**Task to complete:**
Return the whole of the data exactly.

**Source material:**
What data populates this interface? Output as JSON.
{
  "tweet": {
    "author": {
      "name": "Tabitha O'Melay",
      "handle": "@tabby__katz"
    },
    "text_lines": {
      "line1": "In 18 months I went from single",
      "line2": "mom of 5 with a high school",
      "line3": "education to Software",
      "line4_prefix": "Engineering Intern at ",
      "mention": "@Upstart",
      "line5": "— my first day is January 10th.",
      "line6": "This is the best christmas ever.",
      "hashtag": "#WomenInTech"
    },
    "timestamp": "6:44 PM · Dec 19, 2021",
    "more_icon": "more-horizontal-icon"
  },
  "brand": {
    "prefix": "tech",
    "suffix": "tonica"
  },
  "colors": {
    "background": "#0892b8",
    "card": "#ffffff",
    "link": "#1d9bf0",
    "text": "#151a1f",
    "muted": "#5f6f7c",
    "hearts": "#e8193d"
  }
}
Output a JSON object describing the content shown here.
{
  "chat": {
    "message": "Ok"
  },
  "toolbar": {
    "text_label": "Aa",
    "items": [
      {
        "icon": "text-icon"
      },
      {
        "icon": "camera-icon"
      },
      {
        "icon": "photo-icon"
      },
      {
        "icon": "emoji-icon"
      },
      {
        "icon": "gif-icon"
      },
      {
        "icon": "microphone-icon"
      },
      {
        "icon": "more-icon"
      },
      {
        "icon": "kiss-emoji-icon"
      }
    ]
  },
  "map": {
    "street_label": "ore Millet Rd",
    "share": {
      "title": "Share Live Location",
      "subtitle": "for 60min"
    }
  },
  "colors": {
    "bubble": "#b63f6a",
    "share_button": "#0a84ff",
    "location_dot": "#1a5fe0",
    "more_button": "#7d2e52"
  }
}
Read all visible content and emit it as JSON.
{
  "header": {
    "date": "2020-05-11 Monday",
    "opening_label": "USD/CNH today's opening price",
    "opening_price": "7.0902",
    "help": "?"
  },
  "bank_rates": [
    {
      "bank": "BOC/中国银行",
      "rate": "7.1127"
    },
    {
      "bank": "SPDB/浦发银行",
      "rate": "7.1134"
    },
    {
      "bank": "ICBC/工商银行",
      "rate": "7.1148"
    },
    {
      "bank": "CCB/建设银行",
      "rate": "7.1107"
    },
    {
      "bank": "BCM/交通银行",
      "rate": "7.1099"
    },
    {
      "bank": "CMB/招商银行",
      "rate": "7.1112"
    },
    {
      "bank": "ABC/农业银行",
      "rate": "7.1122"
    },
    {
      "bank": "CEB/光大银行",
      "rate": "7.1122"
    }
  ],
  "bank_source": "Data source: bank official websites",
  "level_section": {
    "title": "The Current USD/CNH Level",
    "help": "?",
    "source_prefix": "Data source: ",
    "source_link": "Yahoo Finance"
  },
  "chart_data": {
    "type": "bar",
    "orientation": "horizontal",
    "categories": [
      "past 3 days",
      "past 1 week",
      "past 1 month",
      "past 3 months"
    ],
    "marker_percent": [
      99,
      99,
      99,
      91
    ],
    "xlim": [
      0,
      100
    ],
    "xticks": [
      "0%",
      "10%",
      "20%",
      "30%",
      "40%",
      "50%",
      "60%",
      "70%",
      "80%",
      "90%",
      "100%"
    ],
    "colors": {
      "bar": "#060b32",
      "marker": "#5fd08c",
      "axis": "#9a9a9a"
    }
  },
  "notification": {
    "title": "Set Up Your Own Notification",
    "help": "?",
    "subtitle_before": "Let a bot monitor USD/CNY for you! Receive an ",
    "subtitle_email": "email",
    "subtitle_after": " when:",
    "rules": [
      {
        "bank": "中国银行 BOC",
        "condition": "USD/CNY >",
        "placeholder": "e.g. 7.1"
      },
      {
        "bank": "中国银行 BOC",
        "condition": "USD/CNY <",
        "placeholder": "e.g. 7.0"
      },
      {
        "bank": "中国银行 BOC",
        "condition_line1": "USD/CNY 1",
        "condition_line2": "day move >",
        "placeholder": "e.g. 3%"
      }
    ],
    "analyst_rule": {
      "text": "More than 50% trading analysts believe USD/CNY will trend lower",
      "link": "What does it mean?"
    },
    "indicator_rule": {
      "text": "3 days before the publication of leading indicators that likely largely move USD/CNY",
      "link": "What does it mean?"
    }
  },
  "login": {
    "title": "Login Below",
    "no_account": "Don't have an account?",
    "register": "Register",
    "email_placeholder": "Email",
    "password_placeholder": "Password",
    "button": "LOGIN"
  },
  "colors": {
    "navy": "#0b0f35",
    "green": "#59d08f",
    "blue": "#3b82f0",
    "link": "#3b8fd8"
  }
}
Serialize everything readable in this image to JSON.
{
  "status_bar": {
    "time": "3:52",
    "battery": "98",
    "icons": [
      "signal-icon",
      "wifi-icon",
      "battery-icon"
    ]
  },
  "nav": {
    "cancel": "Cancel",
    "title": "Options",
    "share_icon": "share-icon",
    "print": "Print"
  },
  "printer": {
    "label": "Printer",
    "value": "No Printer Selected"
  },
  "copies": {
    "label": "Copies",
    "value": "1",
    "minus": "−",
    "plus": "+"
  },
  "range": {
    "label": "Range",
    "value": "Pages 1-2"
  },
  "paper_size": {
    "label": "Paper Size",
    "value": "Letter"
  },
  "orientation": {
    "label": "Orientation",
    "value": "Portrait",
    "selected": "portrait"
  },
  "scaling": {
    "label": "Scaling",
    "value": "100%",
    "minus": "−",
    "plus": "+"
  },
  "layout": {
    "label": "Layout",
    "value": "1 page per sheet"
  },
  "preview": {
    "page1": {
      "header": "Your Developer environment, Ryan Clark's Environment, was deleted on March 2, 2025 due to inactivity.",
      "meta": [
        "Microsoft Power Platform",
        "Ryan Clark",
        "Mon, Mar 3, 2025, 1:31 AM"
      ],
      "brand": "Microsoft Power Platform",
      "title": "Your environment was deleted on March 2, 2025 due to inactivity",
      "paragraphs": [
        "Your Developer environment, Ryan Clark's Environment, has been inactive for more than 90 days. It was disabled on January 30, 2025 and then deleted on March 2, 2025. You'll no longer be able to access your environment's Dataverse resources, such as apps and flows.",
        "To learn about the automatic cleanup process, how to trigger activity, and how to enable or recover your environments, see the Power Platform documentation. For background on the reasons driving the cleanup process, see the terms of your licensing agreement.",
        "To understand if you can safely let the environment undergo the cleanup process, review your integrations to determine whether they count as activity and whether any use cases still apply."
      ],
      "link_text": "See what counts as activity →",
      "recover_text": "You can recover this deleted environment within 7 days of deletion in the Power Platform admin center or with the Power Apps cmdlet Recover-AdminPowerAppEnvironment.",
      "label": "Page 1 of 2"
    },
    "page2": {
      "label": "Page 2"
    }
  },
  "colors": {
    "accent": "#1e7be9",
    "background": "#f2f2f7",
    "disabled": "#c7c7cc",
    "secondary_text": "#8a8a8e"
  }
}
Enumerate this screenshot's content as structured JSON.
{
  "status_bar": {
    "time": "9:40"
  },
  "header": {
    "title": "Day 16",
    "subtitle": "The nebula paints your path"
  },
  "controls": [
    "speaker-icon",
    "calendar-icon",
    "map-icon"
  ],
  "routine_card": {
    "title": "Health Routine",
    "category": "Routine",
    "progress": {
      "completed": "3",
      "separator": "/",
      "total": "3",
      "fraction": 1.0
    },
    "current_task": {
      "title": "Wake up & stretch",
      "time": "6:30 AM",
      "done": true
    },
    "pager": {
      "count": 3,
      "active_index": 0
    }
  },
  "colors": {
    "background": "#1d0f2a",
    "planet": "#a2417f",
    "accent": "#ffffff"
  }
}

**Exercise output:**
What data populates this interface? Output as JSON.
{
  "tweet": {
    "author": {
      "name": "Tabitha O'Melay",
      "handle": "@tabby__katz"
    },
    "text_lines": {
      "line1": "In 18 months I went from single",
      "line2": "mom of 5 with a high school",
      "line3": "education to Software",
      "line4_prefix": "Engineering Intern at ",
      "mention": "@Upstart",
      "line5": "— my first day is January 10th.",
      "line6": "This is the best christmas ever.",
      "hashtag": "#WomenInTech"
    },
    "timestamp": "6:44 PM · Dec 19, 2021",
    "more_icon": "more-horizontal-icon"
  },
  "brand": {
    "prefix": "tech",
    "suffix": "tonica"
  },
  "colors": {
    "background": "#0892b8",
    "card": "#ffffff",
    "link": "#1d9bf0",
    "text": "#151a1f",
    "muted": "#5f6f7c",
    "hearts": "#e8193d"
  }
}
Output a JSON object describing the content shown here.
{
  "chat": {
    "message": "Ok"
  },
  "toolbar": {
    "text_label": "Aa",
    "items": [
      {
        "icon": "text-icon"
      },
      {
        "icon": "camera-icon"
      },
      {
        "icon": "photo-icon"
      },
      {
        "icon": "emoji-icon"
      },
      {
        "icon": "gif-icon"
      },
      {
        "icon": "microphone-icon"
      },
      {
        "icon": "more-icon"
      },
      {
        "icon": "kiss-emoji-icon"
      }
    ]
  },
  "map": {
    "street_label": "ore Millet Rd",
    "share": {
      "title": "Share Live Location",
      "subtitle": "for 60min"
    }
  },
  "colors": {
    "bubble": "#b63f6a",
    "share_button": "#0a84ff",
    "location_dot": "#1a5fe0",
    "more_button": "#7d2e52"
  }
}
Read all visible content and emit it as JSON.
{
  "header": {
    "date": "2020-05-11 Monday",
    "opening_label": "USD/CNH today's opening price",
    "opening_price": "7.0902",
    "help": "?"
  },
  "bank_rates": [
    {
      "bank": "BOC/中国银行",
      "rate": "7.1127"
    },
    {
      "bank": "SPDB/浦发银行",
      "rate": "7.1134"
    },
    {
      "bank": "ICBC/工商银行",
      "rate": "7.1148"
    },
    {
      "bank": "CCB/建设银行",
      "rate": "7.1107"
    },
    {
      "bank": "BCM/交通银行",
      "rate": "7.1099"
    },
    {
      "bank": "CMB/招商银行",
      "rate": "7.1112"
    },
    {
      "bank": "ABC/农业银行",
      "rate": "7.1122"
    },
    {
      "bank": "CEB/光大银行",
      "rate": "7.1122"
    }
  ],
  "bank_source": "Data source: bank official websites",
  "level_section": {
    "title": "The Current USD/CNH Level",
    "help": "?",
    "source_prefix": "Data source: ",
    "source_link": "Yahoo Finance"
  },
  "chart_data": {
    "type": "bar",
    "orientation": "horizontal",
    "categories": [
      "past 3 days",
      "past 1 week",
      "past 1 month",
      "past 3 months"
    ],
    "marker_percent": [
      99,
      99,
      99,
      91
    ],
    "xlim": [
      0,
      100
    ],
    "xticks": [
      "0%",
      "10%",
      "20%",
      "30%",
      "40%",
      "50%",
      "60%",
      "70%",
      "80%",
      "90%",
      "100%"
    ],
    "colors": {
      "bar": "#060b32",
      "marker": "#5fd08c",
      "axis": "#9a9a9a"
    }
  },
  "notification": {
    "title": "Set Up Your Own Notification",
    "help": "?",
    "subtitle_before": "Let a bot monitor USD/CNY for you! Receive an ",
    "subtitle_email": "email",
    "subtitle_after": " when:",
    "rules": [
      {
        "bank": "中国银行 BOC",
        "condition": "USD/CNY >",
        "placeholder": "e.g. 7.1"
      },
      {
        "bank": "中国银行 BOC",
        "condition": "USD/CNY <",
        "placeholder": "e.g. 7.0"
      },
      {
        "bank": "中国银行 BOC",
        "condition_line1": "USD/CNY 1",
        "condition_line2": "day move >",
        "placeholder": "e.g. 3%"
      }
    ],
    "analyst_rule": {
      "text": "More than 50% trading analysts believe USD/CNY will trend lower",
      "link": "What does it mean?"
    },
    "indicator_rule": {
      "text": "3 days before the publication of leading indicators that likely largely move USD/CNY",
      "link": "What does it mean?"
    }
  },
  "login": {
    "title": "Login Below",
    "no_account": "Don't have an account?",
    "register": "Register",
    "email_placeholder": "Email",
    "password_placeholder": "Password",
    "button": "LOGIN"
  },
  "colors": {
    "navy": "#0b0f35",
    "green": "#59d08f",
    "blue": "#3b82f0",
    "link": "#3b8fd8"
  }
}
Serialize everything readable in this image to JSON.
{
  "status_bar": {
    "time": "3:52",
    "battery": "98",
    "icons": [
      "signal-icon",
      "wifi-icon",
      "battery-icon"
    ]
  },
  "nav": {
    "cancel": "Cancel",
    "title": "Options",
    "share_icon": "share-icon",
    "print": "Print"
  },
  "printer": {
    "label": "Printer",
    "value": "No Printer Selected"
  },
  "copies": {
    "label": "Copies",
    "value": "1",
    "minus": "−",
    "plus": "+"
  },
  "range": {
    "label": "Range",
    "value": "Pages 1-2"
  },
  "paper_size": {
    "label": "Paper Size",
    "value": "Letter"
  },
  "orientation": {
    "label": "Orientation",
    "value": "Portrait",
    "selected": "portrait"
  },
  "scaling": {
    "label": "Scaling",
    "value": "100%",
    "minus": "−",
    "plus": "+"
  },
  "layout": {
    "label": "Layout",
    "value": "1 page per sheet"
  },
  "preview": {
    "page1": {
      "header": "Your Developer environment, Ryan Clark's Environment, was deleted on March 2, 2025 due to inactivity.",
      "meta": [
        "Microsoft Power Platform",
        "Ryan Clark",
        "Mon, Mar 3, 2025, 1:31 AM"
      ],
      "brand": "Microsoft Power Platform",
      "title": "Your environment was deleted on March 2, 2025 due to inactivity",
      "paragraphs": [
        "Your Developer environment, Ryan Clark's Environment, has been inactive for more than 90 days. It was disabled on January 30, 2025 and then deleted on March 2, 2025. You'll no longer be able to access your environment's Dataverse resources, such as apps and flows.",
        "To learn about the automatic cleanup process, how to trigger activity, and how to enable or recover your environments, see the Power Platform documentation. For background on the reasons driving the cleanup process, see the terms of your licensing agreement.",
        "To understand if you can safely let the environment undergo the cleanup process, review your integrations to determine whether they count as activity and whether any use cases still apply."
      ],
      "link_text": "See what counts as activity →",
      "recover_text": "You can recover this deleted environment within 7 days of deletion in the Power Platform admin center or with the Power Apps cmdlet Recover-AdminPowerAppEnvironment.",
      "label": "Page 1 of 2"
    },
    "page2": {
      "label": "Page 2"
    }
  },
  "colors": {
    "accent": "#1e7be9",
    "background": "#f2f2f7",
    "disabled": "#c7c7cc",
    "secondary_text": "#8a8a8e"
  }
}
Enumerate this screenshot's content as structured JSON.
{
  "status_bar": {
    "time": "9:40"
  },
  "header": {
    "title": "Day 16",
    "subtitle": "The nebula paints your path"
  },
  "controls": [
    "speaker-icon",
    "calendar-icon",
    "map-icon"
  ],
  "routine_card": {
    "title": "Health Routine",
    "category": "Routine",
    "progress": {
      "completed": "3",
      "separator": "/",
      "total": "3",
      "fraction": 1.0
    },
    "current_task": {
      "title": "Wake up & stretch",
      "time": "6:30 AM",
      "done": true
    },
    "pager": {
      "count": 3,
      "active_index": 0
    }
  },
  "colors": {
    "background": "#1d0f2a",
    "planet": "#a2417f",
    "accent": "#ffffff"
  }
}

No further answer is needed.